Records drawn from a dataset

※

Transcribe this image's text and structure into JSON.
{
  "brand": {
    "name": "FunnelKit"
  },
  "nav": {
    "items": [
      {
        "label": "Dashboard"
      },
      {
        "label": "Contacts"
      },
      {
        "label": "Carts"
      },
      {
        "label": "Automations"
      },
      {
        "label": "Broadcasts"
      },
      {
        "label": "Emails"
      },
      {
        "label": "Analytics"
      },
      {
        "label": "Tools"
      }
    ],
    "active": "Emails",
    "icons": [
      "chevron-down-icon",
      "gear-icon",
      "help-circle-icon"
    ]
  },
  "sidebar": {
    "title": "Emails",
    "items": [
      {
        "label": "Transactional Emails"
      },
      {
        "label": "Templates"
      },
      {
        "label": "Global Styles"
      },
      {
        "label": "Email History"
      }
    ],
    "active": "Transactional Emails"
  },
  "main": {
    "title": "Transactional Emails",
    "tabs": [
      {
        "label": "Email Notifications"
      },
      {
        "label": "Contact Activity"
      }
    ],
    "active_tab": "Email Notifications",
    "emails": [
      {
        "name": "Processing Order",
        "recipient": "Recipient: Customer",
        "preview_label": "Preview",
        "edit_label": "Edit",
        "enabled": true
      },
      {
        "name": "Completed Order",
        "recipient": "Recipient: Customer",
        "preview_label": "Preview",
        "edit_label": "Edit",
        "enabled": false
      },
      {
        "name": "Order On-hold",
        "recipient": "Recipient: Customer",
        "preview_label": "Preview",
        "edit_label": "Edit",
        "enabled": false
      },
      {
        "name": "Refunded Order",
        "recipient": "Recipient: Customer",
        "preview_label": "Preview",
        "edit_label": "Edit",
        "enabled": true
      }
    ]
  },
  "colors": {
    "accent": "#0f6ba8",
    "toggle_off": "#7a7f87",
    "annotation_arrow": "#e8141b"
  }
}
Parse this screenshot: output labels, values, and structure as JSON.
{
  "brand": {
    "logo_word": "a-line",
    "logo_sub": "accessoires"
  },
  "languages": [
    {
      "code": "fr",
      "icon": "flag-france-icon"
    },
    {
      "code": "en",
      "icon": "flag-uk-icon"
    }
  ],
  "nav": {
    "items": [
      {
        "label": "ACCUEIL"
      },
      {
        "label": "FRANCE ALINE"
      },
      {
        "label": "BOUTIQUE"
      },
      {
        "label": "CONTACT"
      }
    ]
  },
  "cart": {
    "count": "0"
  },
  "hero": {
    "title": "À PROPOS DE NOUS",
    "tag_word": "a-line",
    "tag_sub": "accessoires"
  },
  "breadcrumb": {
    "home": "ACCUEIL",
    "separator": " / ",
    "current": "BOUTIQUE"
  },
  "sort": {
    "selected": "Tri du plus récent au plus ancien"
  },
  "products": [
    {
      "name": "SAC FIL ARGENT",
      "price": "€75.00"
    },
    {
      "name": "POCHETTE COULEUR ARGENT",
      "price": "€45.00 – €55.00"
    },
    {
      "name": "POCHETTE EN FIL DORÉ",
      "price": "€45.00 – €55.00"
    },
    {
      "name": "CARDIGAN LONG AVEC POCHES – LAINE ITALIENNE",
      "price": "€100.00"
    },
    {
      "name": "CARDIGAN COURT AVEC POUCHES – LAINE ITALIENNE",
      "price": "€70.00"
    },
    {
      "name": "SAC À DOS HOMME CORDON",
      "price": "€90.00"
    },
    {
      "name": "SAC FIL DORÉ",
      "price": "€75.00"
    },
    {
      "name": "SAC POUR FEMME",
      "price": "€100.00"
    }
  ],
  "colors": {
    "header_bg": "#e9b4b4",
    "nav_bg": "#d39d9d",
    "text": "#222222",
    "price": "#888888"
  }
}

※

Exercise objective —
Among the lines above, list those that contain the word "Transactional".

Task response —
        "label": "Transactional Emails"
    "active": "Transactional Emails"
    "title": "Transactional Emails",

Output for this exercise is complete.